BLYC debate: Youths and politics

by Gerald Giam

Source: Workers' Party

It may come as a surprise to some, but I disagree with former Nominated MP Siew Kum Hong’s view that “school and grassroots work don’t mix” (Today newspaper, 4 January 2011). Mr Siew felt that “partisan activities that favour a specific political party or politician should not be officially sanctioned and endorsed by the Ministry of Education (MOE) or schools” and that “campaigning for political parties and politicians is clearly improper in schools and workplaces”.

I disagree with the thinking that if you are still in school, then you should avoid partisan politics; that politics is somehow an “adults-only” activity which will corrupt young minds. Consequently, this leads to local schools and even universities banning any partisan political organisations. For example, in the National University of Singapore, students who are interested in politics can only join a club like the Democratic Socialist Club, which disavows any political affiliation. In contrast, when I was studying in the University of Southern California, there was a College Republicans club and and College Democrats club. Members openly supported and campaigned for Republican or Democratic candidates during the local, state or national elections. A search on the Internet will find numerous Republican or Democrat clubs in high schools across the US.

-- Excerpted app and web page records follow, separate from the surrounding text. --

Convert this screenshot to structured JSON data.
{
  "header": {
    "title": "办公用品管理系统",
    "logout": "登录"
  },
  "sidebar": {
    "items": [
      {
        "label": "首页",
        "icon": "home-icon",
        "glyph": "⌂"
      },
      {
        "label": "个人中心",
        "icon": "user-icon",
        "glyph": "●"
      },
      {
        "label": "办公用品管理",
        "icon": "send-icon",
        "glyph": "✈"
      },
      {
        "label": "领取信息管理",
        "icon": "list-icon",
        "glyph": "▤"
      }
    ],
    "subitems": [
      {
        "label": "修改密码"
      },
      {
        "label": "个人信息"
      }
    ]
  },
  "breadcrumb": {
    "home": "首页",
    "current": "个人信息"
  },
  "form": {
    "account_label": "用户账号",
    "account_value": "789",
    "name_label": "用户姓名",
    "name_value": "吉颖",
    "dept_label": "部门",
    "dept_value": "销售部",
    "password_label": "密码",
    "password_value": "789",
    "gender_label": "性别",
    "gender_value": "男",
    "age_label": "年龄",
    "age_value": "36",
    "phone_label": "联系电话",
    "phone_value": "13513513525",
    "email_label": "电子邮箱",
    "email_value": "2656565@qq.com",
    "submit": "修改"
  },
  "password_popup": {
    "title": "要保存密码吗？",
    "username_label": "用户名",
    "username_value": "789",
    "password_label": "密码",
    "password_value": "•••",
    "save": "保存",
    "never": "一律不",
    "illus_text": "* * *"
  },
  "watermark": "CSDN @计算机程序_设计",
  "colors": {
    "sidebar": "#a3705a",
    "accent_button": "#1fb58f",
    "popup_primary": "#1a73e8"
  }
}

I see nothing wrong with young people, even minors, getting involved in politics. Politics affects all our lives–yes even the young lives. If we can get more young people to understand the issues, to get involved in supporting a cause they earnestly believe in, or to help organise a political campaign, I believe our next generation will become much more engaged and civic minded than they are now. Politics is not inherently evil, just like television or the Internet aren’t inherently bad. It’s only when it is abused does it corrupt.

I think what Mr Siew was really concerned about–which of course he couldn’t explicitly say if he wanted his letter published–was the MOE supporting the PAP’s political outreach activities on campus. I share this concern too.

I believe the real reason why the PAP bans partisan political clubs on campus is to prevent young minds from being shaped by alternative political ideas. They know that impressionable young people are more easily ‘converted’ to agree with the opposition cause than older adults. However when it comes to clubs that support the PAP, these are given the green light.

The Boon Lay Youth Club (BLYC) was founded in 2003 by the son of PAP MP Mdm Ho Geok Choo to, among other things, help out at PAP MPs’ Meet-the-People sessions and organise PAP grassroots activities where PAP MPs are invited as guests of honour. According to a Straits Times report, Mdm Ho successfully lobbied the then-Senior Minister of State for Education for BLYC to be recognised as a co-curricular activity (CCA) in her son’s school (whereby students can earn points for favourable admission to university). This wish was promptly granted. Mdm Ho proudly declared to the Straits Times that “the Youth Club has become an appendage of the Boon Lay (PAP) grassroots organisations”. Years later, the current president of the club sees nothing wrong in writing an article for the PAP’s organ, Petir, and signing off as the president of BLYC.

Now that the MOE has given official sanction to BLYC, I wonder if they would give their approval if a club in a junior college were to be set up in support of an opposition party MP.

This article first appeared in Gerald Giam’s blog